The B word….by Penny Clarke

While we’re waiting for our politicians to wrap up their frustratingly long version of the 'Hokey Cokey', we thought an update on pet travel within the EU would be useful. It’s pretty certain Britain will be ‘out’ and therefore the current pet travel scheme will be ‘shaken about’. (Brexit is taking only slightly longer to complete than the time spent thinking of that pun!)

The current system

If you've already travelled to an EU country with your pet you’ll be familiar with the current passport system. A passport is issued by a vet once your pet has been micro-chipped and vaccinated against rabies. At each border crossing this passport and your pet’s microchip details are checked by an official. Your pet needs to be given an approved tapeworm treatment by a vet between 1 and 5 days before re-entry to the UK.

After Brexit

Once Britain has left the EU it will be classed as a third country. There are three categories of third countries within the EU pet travel scheme:

  • Unlisted
  • Part one listed
  • Part two listed


Unlisted (the very complicated option)

If Britain leaves the EU and no deal is in place then it will be classed as unlisted according to the EU pet travel scheme. Current pet passports would be invalid.

In order for your dogs, cats or ferrets to travel to an EU country they would need:

  • a micro-chip
  • a vaccination against rabies
  • a blood test proving immunity to rabies taken 30 days after vaccination
  • a certificate showing this positive blood test result issued by an EU approved laboratory
  • to wait 3 months from the date of the blood test
  • an Animal Health Certificate (AHC) to be issued by your vet 10 days prior to travel
  • a new AHC each time you travelled with your pet


If your pet was up-to-date with their rabies vaccinations then a repeat blood test would not be necessary each time an AHC was issued.

Part one listed (the least complicated option)

Part one listed status allows the UK to be included in the EU pet travel scheme under similar rules to EU member states. This is how the current pet passport system operates. Your pet would still need a microchip and vaccination against rabies. Current EU pet passports would be invalid and a new, replacement UK document would need to be issued by your vet.

Part two listed (‘somewhere in the middle’ level of complication)

If the UK becomes a part two listed country, your pet would need to be micro-chipped and vaccinated against rabies. Proof of this vaccination along with your pet’s details would be needed by your vet who could then issue an AHC. As for unlisted countries, an AHC would be needed each time your pet travelled abroad. A blood test proving your pet’s immunity to rabies would not be required.

What should you do now?

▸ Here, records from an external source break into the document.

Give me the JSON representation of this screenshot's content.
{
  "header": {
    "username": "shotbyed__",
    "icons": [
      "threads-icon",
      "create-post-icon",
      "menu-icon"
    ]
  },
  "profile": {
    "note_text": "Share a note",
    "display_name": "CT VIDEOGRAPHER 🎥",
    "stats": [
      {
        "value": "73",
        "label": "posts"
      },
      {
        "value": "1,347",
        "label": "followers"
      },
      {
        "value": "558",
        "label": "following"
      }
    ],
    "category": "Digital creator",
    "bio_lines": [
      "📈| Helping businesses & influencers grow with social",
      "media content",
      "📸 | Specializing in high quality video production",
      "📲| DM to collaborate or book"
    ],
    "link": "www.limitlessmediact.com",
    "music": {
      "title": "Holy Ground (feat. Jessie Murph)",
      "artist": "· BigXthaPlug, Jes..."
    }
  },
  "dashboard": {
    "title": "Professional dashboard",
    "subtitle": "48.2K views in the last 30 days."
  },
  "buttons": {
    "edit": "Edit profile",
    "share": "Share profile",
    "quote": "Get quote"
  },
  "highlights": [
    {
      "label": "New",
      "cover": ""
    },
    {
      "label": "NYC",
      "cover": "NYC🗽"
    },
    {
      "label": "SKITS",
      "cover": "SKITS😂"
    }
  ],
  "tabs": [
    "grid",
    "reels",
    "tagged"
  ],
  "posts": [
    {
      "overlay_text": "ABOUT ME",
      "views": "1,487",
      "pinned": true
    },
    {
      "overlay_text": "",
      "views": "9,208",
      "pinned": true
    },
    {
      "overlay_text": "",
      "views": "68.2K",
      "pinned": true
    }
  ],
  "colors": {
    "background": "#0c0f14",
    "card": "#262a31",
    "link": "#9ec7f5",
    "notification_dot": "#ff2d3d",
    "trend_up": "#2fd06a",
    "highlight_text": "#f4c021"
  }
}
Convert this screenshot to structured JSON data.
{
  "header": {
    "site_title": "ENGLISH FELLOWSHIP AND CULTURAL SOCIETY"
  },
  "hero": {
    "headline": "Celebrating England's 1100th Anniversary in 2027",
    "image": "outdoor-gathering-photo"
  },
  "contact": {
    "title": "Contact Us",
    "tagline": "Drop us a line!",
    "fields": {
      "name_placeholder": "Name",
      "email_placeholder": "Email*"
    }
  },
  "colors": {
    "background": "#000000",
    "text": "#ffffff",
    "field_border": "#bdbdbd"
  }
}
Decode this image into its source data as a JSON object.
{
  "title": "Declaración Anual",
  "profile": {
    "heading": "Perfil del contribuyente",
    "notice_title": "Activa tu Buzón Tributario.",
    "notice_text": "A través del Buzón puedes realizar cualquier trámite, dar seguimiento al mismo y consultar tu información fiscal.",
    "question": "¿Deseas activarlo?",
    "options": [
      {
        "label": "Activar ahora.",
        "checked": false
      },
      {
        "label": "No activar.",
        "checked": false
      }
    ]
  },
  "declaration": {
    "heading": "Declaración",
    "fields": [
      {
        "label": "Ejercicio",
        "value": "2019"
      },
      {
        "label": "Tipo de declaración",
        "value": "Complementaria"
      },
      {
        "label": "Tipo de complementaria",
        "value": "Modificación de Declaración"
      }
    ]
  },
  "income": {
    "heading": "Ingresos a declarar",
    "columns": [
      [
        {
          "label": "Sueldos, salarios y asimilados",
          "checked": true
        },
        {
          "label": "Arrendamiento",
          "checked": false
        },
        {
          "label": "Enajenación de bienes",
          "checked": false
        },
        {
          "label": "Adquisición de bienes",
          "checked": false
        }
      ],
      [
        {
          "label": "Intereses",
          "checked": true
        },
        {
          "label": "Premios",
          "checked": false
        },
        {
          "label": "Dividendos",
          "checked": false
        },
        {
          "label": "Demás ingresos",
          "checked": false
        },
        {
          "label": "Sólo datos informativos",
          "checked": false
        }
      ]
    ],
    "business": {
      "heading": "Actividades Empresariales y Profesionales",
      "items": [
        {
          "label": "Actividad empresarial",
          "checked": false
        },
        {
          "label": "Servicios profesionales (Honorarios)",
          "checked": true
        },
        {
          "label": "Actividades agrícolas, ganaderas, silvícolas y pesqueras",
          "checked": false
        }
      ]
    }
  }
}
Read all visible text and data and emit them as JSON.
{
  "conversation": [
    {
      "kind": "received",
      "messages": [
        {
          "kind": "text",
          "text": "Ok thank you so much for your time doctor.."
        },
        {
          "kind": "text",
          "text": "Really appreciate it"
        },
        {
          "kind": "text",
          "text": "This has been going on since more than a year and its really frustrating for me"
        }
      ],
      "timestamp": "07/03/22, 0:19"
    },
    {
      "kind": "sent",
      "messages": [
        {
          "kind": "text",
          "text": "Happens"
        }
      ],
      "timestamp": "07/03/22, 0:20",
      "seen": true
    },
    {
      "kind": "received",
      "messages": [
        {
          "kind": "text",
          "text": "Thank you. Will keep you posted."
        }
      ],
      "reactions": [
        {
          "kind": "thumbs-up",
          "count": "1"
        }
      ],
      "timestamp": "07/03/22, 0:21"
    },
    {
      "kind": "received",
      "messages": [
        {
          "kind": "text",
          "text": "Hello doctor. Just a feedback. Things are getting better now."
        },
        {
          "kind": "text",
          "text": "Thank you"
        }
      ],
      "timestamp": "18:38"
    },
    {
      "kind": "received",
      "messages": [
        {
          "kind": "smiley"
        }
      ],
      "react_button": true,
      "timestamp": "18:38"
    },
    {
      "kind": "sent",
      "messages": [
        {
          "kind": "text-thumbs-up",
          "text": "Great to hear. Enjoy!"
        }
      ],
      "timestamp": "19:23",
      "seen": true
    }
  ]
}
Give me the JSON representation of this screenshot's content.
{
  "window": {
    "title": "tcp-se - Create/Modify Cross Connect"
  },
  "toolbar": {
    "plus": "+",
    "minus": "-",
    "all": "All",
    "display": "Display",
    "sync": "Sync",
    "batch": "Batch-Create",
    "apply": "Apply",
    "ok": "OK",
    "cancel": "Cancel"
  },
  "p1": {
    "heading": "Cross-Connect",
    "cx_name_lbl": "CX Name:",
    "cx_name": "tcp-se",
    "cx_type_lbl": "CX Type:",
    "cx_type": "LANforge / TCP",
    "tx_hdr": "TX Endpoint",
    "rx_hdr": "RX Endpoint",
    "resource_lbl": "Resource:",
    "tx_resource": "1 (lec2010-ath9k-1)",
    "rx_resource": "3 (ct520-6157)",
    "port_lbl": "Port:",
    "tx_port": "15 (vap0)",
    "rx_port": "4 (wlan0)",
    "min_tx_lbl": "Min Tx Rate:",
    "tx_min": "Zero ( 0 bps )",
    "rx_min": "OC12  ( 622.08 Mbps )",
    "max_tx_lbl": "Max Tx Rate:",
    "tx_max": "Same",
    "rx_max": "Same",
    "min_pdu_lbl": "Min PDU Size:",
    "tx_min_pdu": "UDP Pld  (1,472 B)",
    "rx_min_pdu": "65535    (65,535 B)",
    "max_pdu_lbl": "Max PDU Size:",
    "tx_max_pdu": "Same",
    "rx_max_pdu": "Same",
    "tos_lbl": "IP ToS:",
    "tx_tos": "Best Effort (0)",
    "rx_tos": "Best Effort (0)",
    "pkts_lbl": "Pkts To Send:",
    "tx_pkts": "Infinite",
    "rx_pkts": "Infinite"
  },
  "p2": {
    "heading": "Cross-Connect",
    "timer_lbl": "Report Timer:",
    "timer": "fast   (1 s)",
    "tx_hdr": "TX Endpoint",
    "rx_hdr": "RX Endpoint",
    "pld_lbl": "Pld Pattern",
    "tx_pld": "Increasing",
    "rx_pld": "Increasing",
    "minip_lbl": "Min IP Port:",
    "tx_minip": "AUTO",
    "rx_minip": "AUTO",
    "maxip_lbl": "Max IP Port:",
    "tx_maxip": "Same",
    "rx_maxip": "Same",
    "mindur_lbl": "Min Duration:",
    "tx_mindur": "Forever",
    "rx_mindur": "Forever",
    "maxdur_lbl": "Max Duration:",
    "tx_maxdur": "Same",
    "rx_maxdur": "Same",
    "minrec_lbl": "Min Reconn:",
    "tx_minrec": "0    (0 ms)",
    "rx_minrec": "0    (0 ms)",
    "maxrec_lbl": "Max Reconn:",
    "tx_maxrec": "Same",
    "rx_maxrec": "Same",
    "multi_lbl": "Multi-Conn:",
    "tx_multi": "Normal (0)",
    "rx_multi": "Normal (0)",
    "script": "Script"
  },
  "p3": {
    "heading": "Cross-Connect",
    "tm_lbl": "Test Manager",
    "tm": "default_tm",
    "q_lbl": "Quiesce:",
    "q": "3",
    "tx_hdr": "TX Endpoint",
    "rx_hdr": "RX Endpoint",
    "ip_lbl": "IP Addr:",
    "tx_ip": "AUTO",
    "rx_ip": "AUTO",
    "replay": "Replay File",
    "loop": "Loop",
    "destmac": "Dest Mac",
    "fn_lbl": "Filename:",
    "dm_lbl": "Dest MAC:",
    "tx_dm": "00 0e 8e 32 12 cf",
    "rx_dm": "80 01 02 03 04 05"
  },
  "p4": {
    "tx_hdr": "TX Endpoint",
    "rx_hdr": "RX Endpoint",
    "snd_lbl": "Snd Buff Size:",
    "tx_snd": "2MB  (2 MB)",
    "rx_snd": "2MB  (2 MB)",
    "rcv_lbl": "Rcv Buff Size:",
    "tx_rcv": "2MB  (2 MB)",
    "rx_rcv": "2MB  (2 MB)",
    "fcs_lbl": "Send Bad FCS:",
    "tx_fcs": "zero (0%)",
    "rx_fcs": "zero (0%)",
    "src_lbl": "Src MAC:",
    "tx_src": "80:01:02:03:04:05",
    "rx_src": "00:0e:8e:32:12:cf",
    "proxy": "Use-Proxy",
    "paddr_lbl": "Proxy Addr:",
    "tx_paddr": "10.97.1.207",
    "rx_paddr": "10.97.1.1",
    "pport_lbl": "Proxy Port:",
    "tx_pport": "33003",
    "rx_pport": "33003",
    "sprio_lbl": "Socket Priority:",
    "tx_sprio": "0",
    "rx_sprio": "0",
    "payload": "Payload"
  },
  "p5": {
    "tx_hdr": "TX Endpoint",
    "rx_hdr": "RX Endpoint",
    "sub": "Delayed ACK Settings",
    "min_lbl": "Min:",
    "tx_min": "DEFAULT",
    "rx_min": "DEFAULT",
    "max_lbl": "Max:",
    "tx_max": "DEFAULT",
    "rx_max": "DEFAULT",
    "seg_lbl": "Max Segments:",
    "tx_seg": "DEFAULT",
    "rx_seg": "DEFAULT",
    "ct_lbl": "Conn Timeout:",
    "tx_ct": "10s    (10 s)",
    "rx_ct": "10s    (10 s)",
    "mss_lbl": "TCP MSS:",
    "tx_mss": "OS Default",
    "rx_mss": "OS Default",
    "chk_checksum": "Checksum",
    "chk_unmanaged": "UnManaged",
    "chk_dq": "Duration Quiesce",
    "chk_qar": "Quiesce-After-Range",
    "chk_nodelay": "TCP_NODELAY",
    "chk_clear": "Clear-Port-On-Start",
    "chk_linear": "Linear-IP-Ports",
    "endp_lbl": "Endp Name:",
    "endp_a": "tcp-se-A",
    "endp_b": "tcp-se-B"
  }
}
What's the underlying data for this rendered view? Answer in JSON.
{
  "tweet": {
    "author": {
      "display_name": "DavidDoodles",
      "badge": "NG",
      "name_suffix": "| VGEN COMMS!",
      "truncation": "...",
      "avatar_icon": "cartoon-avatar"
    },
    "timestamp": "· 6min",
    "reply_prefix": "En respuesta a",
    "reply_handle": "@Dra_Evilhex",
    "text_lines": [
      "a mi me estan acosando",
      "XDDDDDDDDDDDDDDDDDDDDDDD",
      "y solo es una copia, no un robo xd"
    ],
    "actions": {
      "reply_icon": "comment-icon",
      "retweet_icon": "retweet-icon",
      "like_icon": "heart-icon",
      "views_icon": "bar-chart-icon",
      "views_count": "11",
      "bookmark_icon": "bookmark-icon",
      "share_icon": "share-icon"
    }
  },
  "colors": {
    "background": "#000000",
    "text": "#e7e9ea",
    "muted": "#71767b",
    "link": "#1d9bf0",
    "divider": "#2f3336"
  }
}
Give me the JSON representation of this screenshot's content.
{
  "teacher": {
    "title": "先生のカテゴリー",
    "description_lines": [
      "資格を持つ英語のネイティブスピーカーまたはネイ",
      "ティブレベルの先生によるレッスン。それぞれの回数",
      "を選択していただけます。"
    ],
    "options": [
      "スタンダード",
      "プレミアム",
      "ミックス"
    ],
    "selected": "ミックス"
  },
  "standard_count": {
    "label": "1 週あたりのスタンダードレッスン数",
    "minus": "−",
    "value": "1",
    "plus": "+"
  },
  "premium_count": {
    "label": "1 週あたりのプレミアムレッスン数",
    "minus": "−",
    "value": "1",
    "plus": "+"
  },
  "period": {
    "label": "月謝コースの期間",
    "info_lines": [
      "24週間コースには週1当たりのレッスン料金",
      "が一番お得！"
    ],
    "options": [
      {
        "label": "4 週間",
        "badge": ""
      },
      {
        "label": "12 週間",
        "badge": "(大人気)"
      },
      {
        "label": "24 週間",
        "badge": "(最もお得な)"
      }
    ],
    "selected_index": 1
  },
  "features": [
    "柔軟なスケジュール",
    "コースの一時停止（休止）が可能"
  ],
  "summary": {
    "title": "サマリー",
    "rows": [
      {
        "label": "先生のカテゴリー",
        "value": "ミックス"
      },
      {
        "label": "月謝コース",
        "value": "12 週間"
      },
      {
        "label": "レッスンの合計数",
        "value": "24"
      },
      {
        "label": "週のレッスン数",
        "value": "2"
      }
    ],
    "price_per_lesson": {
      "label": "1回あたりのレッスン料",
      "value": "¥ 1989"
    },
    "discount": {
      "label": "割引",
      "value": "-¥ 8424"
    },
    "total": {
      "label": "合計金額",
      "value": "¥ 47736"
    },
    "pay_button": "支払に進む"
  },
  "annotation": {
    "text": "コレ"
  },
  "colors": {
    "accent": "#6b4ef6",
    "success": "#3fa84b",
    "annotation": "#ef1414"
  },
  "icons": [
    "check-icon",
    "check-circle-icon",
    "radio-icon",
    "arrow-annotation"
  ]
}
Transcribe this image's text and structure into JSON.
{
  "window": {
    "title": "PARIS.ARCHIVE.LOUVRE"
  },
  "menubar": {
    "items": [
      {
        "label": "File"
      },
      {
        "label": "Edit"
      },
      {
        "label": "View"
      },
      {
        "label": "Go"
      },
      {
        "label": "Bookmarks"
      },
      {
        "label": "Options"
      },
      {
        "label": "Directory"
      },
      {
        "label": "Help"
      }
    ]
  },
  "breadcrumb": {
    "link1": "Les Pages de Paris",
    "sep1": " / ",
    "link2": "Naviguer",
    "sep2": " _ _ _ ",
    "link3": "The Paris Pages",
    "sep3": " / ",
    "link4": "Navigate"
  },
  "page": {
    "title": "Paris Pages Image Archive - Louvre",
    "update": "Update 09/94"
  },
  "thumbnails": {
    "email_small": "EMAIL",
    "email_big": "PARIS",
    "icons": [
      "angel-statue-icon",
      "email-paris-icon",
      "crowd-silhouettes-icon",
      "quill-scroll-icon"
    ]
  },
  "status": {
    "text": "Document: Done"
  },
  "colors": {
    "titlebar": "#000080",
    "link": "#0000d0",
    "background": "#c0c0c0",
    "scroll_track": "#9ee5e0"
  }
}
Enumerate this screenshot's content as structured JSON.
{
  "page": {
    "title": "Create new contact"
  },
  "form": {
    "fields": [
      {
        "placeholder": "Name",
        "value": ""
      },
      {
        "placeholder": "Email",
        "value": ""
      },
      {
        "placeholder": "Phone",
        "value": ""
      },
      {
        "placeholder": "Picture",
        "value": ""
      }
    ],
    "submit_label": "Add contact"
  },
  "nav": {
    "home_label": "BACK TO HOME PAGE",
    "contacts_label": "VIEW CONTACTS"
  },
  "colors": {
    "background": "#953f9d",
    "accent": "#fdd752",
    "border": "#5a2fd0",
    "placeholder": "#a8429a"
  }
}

While Britain is still part of the EU your pet’s current passport is valid. Your pet can travel to EU countries with an up-to-date passport. A vet must give an approved preventative tapeworm treatment between 1-5 days before returning to the UK.

If your pet doesn’t have a pet passport your vet will need to check their microchip (or insert one) and give a vaccination against rabies. We advise a blood test is carried out 30 days after this vaccination. The reason for this is to ensure your pet will be allowed to travel whichever category of country Britain is included in after Brexit. It’s a good idea to delay travel for 3 months from the date the blood sample was taken. If Britain becomes unlisted then your pet would already satisfy the criteria for travel.

And finally….

As soon as it's been decided which category of country Britain will be included in post-Brexit, we'll issue exact instructions about how to travel with your pet.

Please speak to us if you would like individual advice for your pet. If you don’t fancy taking your pet abroad until after Brexit then we wouldn’t blame you one bit….Britain has some great beaches!  


social Facebook

social Instagram

social linkedin

Opening Times